Police need to get serious about how they are responding to what appears to be a growing problem regarding the management of persons with mental disorders.
I have posted about his problem in the past.
Here’s what Michael Koval had to say:
CHIEF KOVAL’S BLOG
Madison Police Department Recognized as National Leader in Providing Police Services to Persons with Mental Illness
“The Madison Police Department has a longstanding commitment to partnering with mental health providers, advocates, and consumers in an effort to improve services to those with mental illness. The Department’s nationally recognized Mental Health Liaison Program uses well-trained patrol officers as first responders complimented by 21 sworn liaisons who provide specialized case management and coordination services in conjunction with mental health providers. Recently, The Council of State Governments Justice Center (CSG Justice Center), with support from the Bureau of Justice Assistance (BJA), selected the Madison Police Department to participate in their newly-developed Law Enforcement-Mental Health Intensive Technical Assistance Project.
“Having already been recognized as a Learning Site and a model Specialized Police Response (SPR) program through their Law Enforcement-Mental Health Learning Sites Project, the CSG Justice Center selected the Madison Police Department for this most recent project based on the strength of our existing program and partnerships with mental health providers such as Journey Mental Health Center. This unique opportunity further distinguishes the Madison Police Department as a national leader in providing police services to people with mental illness.

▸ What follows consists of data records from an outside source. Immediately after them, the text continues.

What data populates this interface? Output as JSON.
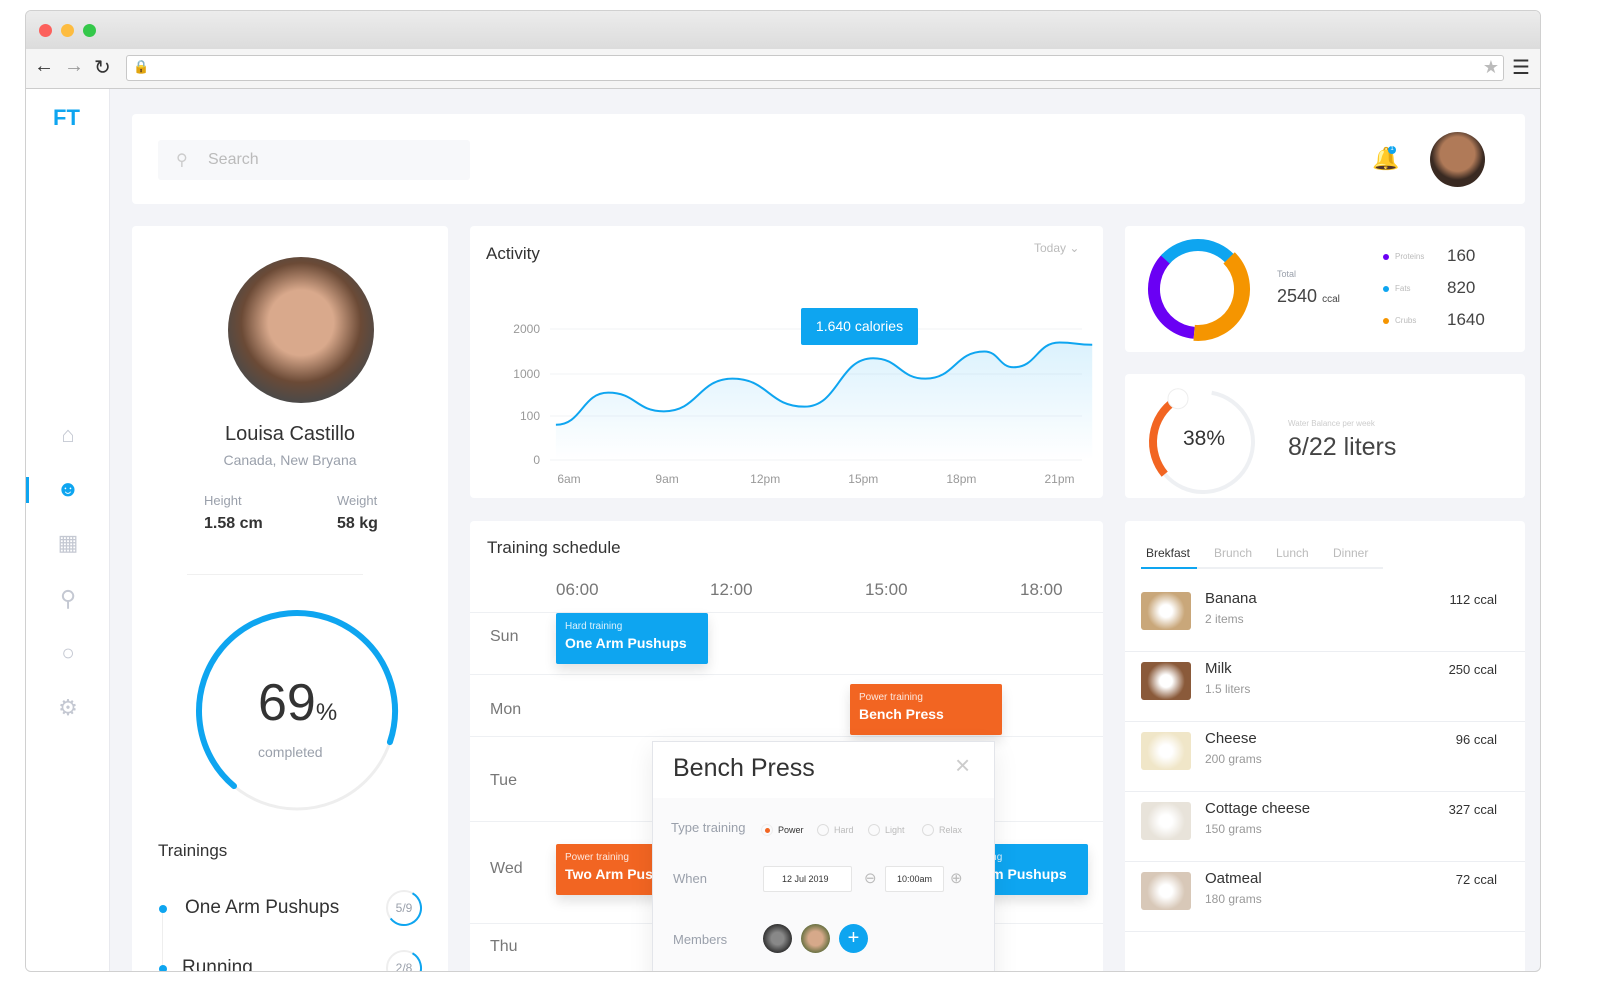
{
  "app": {
    "logo": "FT"
  },
  "search": {
    "placeholder": "Search"
  },
  "header": {
    "notification_count": "1"
  },
  "profile": {
    "name": "Louisa Castillo",
    "location": "Canada, New Bryana",
    "height_label": "Height",
    "height": "1.58 cm",
    "weight_label": "Weight",
    "weight": "58 kg",
    "progress_percent": 69,
    "progress_value": "69",
    "progress_unit": "%",
    "progress_label": "completed"
  },
  "trainings": {
    "title": "Trainings",
    "items": [
      {
        "name": "One Arm Pushups",
        "progress": "5/9",
        "fraction": 0.56
      },
      {
        "name": "Running",
        "progress": "2/8",
        "fraction": 0.25
      }
    ]
  },
  "activity": {
    "title": "Activity",
    "period": "Today",
    "tooltip": "1.640 calories",
    "chart_data": {
      "type": "area",
      "x_ticks": [
        "6am",
        "9am",
        "12pm",
        "15pm",
        "18pm",
        "21pm"
      ],
      "y_ticks": [
        "2000",
        "1000",
        "100",
        "0"
      ],
      "x_hours": [
        5.6,
        7.2,
        8.9,
        11,
        13.2,
        15.3,
        16.9,
        18.7,
        19.6,
        21,
        22
      ],
      "values": [
        80,
        600,
        200,
        900,
        300,
        1350,
        900,
        1500,
        1150,
        1700,
        1650
      ],
      "color": "#0ea5f0"
    }
  },
  "nutrition": {
    "total_label": "Total",
    "total": "2540",
    "unit": "ccal",
    "items": [
      {
        "label": "Proteins",
        "value": "160",
        "color": "#6a00f4"
      },
      {
        "label": "Fats",
        "value": "820",
        "color": "#0ea5f0"
      },
      {
        "label": "Crubs",
        "value": "1640",
        "color": "#f59500"
      }
    ]
  },
  "water": {
    "percent": "38%",
    "fraction": 0.38,
    "label": "Water Balance per week",
    "value": "8/22 liters",
    "color": "#f26522"
  },
  "schedule": {
    "title": "Training schedule",
    "times": [
      "06:00",
      "12:00",
      "15:00",
      "18:00"
    ],
    "days": [
      "Sun",
      "Mon",
      "Tue",
      "Wed",
      "Thu"
    ],
    "events": [
      {
        "type": "Hard training",
        "name": "One Arm Pushups"
      },
      {
        "type": "Power training",
        "name": "Bench Press"
      },
      {
        "type": "Power training",
        "name": "Two Arm Pushups"
      },
      {
        "type": "Hard training",
        "name": "One Arm Pushups"
      }
    ]
  },
  "modal": {
    "title": "Bench Press",
    "type_label": "Type training",
    "types": [
      "Power",
      "Hard",
      "Light",
      "Relax"
    ],
    "selected_type": "Power",
    "when_label": "When",
    "date": "12 Jul 2019",
    "time": "10:00am",
    "members_label": "Members"
  },
  "meals": {
    "tabs": [
      "Brekfast",
      "Brunch",
      "Lunch",
      "Dinner"
    ],
    "active_tab": "Brekfast",
    "items": [
      {
        "name": "Banana",
        "qty": "2 items",
        "cal": "112 ccal"
      },
      {
        "name": "Milk",
        "qty": "1.5 liters",
        "cal": "250 ccal"
      },
      {
        "name": "Cheese",
        "qty": "200 grams",
        "cal": "96 ccal"
      },
      {
        "name": "Cottage cheese",
        "qty": "150 grams",
        "cal": "327 ccal"
      },
      {
        "name": "Oatmeal",
        "qty": "180 grams",
        "cal": "72 ccal"
      }
    ]
  },
  "colors": {
    "accent": "#0ea5f0",
    "orange": "#f26522"
  }
}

“While Madison has a comprehensive criminal justice-behavioral health partnership and an established history of multi-agency collaboration, we believe that continuous examination of potential enhancements to our current system will lead to improved outcomes for people with mental illness in our community. The goal of this particular project is to improve the overall operations of criminal justice and behavioral health agencies thereby increasing criminal justice system diversion and reducing recidivism of subjects with mental illness. The eighteen-month project will identify new policies and programs for responding to people with mental illness, implement proposed changes, and evaluate their effectiveness at increasing diversion and reducing recidivism.
“By further developing data collection and analysis, improving information sharing, and supporting collaborative case management the project will provide law enforcement and behavioral health agencies the information needed to develop effective responses to people with mental illness.
“Based on 10 years’ experience in working closely with criminal justice-behavioral health partnerships across the country, the CSG Justice Center believes that many would benefit from an approach that maps processes and examines policies and practices to ensure that resources are used efficiently to respond to individual incidents while bolstering system-wide collaboration. Lessons learned from this project will inform the development of guidance tools for policymakers and practitioners across the nation.
“We are honored to have been selected for this project and welcome the opportunity to contribute both locally and nationally to any effort aimed at improving services to people with mental illness. ”
For more information on this project, the Law Enforcement-Mental Health Learning Sites Project and our Mental Health Liaison Program follow the links below or contact Captain Kristen Roman at firstname.lastname@example.org. [Sept. 9, 2014.]
For more on Madison’s response to mental illness in the community CLICK HERE.